[Records contained in a dataset]
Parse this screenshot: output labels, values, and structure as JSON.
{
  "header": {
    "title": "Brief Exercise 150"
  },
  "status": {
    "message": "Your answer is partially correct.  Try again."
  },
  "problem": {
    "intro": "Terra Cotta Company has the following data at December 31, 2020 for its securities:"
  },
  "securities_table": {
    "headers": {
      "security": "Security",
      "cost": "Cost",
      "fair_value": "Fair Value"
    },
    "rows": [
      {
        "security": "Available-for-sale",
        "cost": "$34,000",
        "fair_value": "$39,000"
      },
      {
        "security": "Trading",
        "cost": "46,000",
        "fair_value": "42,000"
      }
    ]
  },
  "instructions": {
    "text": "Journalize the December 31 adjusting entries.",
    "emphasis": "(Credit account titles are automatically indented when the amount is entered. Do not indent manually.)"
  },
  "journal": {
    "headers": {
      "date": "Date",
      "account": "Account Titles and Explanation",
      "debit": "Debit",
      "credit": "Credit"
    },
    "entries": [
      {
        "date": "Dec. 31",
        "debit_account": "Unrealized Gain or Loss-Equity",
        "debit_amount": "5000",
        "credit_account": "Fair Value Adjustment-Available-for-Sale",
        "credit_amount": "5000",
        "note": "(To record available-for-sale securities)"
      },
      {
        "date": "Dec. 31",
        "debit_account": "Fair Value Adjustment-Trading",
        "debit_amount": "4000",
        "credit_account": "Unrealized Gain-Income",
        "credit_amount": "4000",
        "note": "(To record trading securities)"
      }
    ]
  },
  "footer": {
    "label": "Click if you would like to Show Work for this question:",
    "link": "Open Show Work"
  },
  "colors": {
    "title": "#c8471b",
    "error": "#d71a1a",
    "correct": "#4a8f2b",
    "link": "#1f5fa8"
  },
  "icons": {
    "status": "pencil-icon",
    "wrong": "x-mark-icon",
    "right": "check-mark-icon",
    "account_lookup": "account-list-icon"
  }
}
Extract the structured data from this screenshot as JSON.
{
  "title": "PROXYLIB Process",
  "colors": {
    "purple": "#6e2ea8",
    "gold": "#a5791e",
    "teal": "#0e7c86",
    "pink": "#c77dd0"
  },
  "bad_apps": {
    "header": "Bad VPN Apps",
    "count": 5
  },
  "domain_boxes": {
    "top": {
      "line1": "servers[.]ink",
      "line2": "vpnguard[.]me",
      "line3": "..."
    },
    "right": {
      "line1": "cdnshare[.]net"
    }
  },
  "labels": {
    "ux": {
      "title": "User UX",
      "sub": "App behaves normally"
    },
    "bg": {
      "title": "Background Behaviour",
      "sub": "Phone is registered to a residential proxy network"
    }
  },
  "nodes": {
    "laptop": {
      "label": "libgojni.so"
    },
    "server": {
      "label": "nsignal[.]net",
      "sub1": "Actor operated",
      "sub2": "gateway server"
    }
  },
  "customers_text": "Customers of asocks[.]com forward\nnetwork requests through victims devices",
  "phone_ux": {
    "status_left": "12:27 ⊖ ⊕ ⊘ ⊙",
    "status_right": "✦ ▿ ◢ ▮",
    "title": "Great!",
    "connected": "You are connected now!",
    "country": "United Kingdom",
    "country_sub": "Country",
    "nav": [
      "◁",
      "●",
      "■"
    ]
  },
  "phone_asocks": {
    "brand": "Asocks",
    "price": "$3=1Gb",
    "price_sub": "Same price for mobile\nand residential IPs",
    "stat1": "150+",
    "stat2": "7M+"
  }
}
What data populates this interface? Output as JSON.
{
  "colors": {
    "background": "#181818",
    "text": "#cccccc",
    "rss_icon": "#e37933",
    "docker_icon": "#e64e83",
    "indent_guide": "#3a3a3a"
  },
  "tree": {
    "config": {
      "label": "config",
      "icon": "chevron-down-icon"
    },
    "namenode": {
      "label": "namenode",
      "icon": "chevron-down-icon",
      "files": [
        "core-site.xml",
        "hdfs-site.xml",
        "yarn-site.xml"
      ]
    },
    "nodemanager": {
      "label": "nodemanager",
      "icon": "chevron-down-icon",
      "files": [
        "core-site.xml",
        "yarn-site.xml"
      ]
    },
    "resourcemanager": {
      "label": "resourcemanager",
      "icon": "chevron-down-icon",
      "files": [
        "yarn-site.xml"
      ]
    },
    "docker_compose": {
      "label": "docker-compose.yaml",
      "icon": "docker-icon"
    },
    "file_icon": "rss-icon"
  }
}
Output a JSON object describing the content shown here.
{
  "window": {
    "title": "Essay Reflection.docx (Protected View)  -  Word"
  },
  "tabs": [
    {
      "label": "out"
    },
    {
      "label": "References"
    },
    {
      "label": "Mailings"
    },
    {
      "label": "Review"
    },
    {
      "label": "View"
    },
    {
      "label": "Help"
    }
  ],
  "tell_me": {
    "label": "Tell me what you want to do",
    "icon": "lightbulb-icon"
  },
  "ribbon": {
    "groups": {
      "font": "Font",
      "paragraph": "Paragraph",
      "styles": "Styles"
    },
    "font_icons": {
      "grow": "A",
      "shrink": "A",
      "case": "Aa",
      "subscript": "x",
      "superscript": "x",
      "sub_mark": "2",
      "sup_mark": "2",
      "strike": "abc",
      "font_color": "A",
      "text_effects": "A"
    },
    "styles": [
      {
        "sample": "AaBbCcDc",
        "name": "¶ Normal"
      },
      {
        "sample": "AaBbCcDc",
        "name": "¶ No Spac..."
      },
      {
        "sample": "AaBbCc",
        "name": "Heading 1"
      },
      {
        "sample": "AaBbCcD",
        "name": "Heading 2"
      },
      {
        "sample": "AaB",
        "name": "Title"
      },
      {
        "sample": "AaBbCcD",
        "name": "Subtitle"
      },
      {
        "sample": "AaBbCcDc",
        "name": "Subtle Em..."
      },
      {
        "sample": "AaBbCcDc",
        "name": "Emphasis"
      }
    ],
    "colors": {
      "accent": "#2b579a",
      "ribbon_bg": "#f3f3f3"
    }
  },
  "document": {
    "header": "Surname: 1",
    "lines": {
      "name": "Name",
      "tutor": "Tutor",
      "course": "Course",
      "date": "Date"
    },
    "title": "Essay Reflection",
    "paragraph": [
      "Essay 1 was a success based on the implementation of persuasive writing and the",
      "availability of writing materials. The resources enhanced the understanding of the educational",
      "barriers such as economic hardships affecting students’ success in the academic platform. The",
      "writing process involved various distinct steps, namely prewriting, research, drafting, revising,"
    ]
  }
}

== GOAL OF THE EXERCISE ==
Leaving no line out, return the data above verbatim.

== ANSWER TO THIS PROBLEM ==
Parse this screenshot: output labels, values, and structure as JSON.
{
  "header": {
    "title": "Brief Exercise 150"
  },
  "status": {
    "message": "Your answer is partially correct.  Try again."
  },
  "problem": {
    "intro": "Terra Cotta Company has the following data at December 31, 2020 for its securities:"
  },
  "securities_table": {
    "headers": {
      "security": "Security",
      "cost": "Cost",
      "fair_value": "Fair Value"
    },
    "rows": [
      {
        "security": "Available-for-sale",
        "cost": "$34,000",
        "fair_value": "$39,000"
      },
      {
        "security": "Trading",
        "cost": "46,000",
        "fair_value": "42,000"
      }
    ]
  },
  "instructions": {
    "text": "Journalize the December 31 adjusting entries.",
    "emphasis": "(Credit account titles are automatically indented when the amount is entered. Do not indent manually.)"
  },
  "journal": {
    "headers": {
      "date": "Date",
      "account": "Account Titles and Explanation",
      "debit": "Debit",
      "credit": "Credit"
    },
    "entries": [
      {
        "date": "Dec. 31",
        "debit_account": "Unrealized Gain or Loss-Equity",
        "debit_amount": "5000",
        "credit_account": "Fair Value Adjustment-Available-for-Sale",
        "credit_amount": "5000",
        "note": "(To record available-for-sale securities)"
      },
      {
        "date": "Dec. 31",
        "debit_account": "Fair Value Adjustment-Trading",
        "debit_amount": "4000",
        "credit_account": "Unrealized Gain-Income",
        "credit_amount": "4000",
        "note": "(To record trading securities)"
      }
    ]
  },
  "footer": {
    "label": "Click if you would like to Show Work for this question:",
    "link": "Open Show Work"
  },
  "colors": {
    "title": "#c8471b",
    "error": "#d71a1a",
    "correct": "#4a8f2b",
    "link": "#1f5fa8"
  },
  "icons": {
    "status": "pencil-icon",
    "wrong": "x-mark-icon",
    "right": "check-mark-icon",
    "account_lookup": "account-list-icon"
  }
}
Extract the structured data from this screenshot as JSON.
{
  "title": "PROXYLIB Process",
  "colors": {
    "purple": "#6e2ea8",
    "gold": "#a5791e",
    "teal": "#0e7c86",
    "pink": "#c77dd0"
  },
  "bad_apps": {
    "header": "Bad VPN Apps",
    "count": 5
  },
  "domain_boxes": {
    "top": {
      "line1": "servers[.]ink",
      "line2": "vpnguard[.]me",
      "line3": "..."
    },
    "right": {
      "line1": "cdnshare[.]net"
    }
  },
  "labels": {
    "ux": {
      "title": "User UX",
      "sub": "App behaves normally"
    },
    "bg": {
      "title": "Background Behaviour",
      "sub": "Phone is registered to a residential proxy network"
    }
  },
  "nodes": {
    "laptop": {
      "label": "libgojni.so"
    },
    "server": {
      "label": "nsignal[.]net",
      "sub1": "Actor operated",
      "sub2": "gateway server"
    }
  },
  "customers_text": "Customers of asocks[.]com forward\nnetwork requests through victims devices",
  "phone_ux": {
    "status_left": "12:27 ⊖ ⊕ ⊘ ⊙",
    "status_right": "✦ ▿ ◢ ▮",
    "title": "Great!",
    "connected": "You are connected now!",
    "country": "United Kingdom",
    "country_sub": "Country",
    "nav": [
      "◁",
      "●",
      "■"
    ]
  },
  "phone_asocks": {
    "brand": "Asocks",
    "price": "$3=1Gb",
    "price_sub": "Same price for mobile\nand residential IPs",
    "stat1": "150+",
    "stat2": "7M+"
  }
}
What data populates this interface? Output as JSON.
{
  "colors": {
    "background": "#181818",
    "text": "#cccccc",
    "rss_icon": "#e37933",
    "docker_icon": "#e64e83",
    "indent_guide": "#3a3a3a"
  },
  "tree": {
    "config": {
      "label": "config",
      "icon": "chevron-down-icon"
    },
    "namenode": {
      "label": "namenode",
      "icon": "chevron-down-icon",
      "files": [
        "core-site.xml",
        "hdfs-site.xml",
        "yarn-site.xml"
      ]
    },
    "nodemanager": {
      "label": "nodemanager",
      "icon": "chevron-down-icon",
      "files": [
        "core-site.xml",
        "yarn-site.xml"
      ]
    },
    "resourcemanager": {
      "label": "resourcemanager",
      "icon": "chevron-down-icon",
      "files": [
        "yarn-site.xml"
      ]
    },
    "docker_compose": {
      "label": "docker-compose.yaml",
      "icon": "docker-icon"
    },
    "file_icon": "rss-icon"
  }
}
Output a JSON object describing the content shown here.
{
  "window": {
    "title": "Essay Reflection.docx (Protected View)  -  Word"
  },
  "tabs": [
    {
      "label": "out"
    },
    {
      "label": "References"
    },
    {
      "label": "Mailings"
    },
    {
      "label": "Review"
    },
    {
      "label": "View"
    },
    {
      "label": "Help"
    }
  ],
  "tell_me": {
    "label": "Tell me what you want to do",
    "icon": "lightbulb-icon"
  },
  "ribbon": {
    "groups": {
      "font": "Font",
      "paragraph": "Paragraph",
      "styles": "Styles"
    },
    "font_icons": {
      "grow": "A",
      "shrink": "A",
      "case": "Aa",
      "subscript": "x",
      "superscript": "x",
      "sub_mark": "2",
      "sup_mark": "2",
      "strike": "abc",
      "font_color": "A",
      "text_effects": "A"
    },
    "styles": [
      {
        "sample": "AaBbCcDc",
        "name": "¶ Normal"
      },
      {
        "sample": "AaBbCcDc",
        "name": "¶ No Spac..."
      },
      {
        "sample": "AaBbCc",
        "name": "Heading 1"
      },
      {
        "sample": "AaBbCcD",
        "name": "Heading 2"
      },
      {
        "sample": "AaB",
        "name": "Title"
      },
      {
        "sample": "AaBbCcD",
        "name": "Subtitle"
      },
      {
        "sample": "AaBbCcDc",
        "name": "Subtle Em..."
      },
      {
        "sample": "AaBbCcDc",
        "name": "Emphasis"
      }
    ],
    "colors": {
      "accent": "#2b579a",
      "ribbon_bg": "#f3f3f3"
    }
  },
  "document": {
    "header": "Surname: 1",
    "lines": {
      "name": "Name",
      "tutor": "Tutor",
      "course": "Course",
      "date": "Date"
    },
    "title": "Essay Reflection",
    "paragraph": [
      "Essay 1 was a success based on the implementation of persuasive writing and the",
      "availability of writing materials. The resources enhanced the understanding of the educational",
      "barriers such as economic hardships affecting students’ success in the academic platform. The",
      "writing process involved various distinct steps, namely prewriting, research, drafting, revising,"
    ]
  }
}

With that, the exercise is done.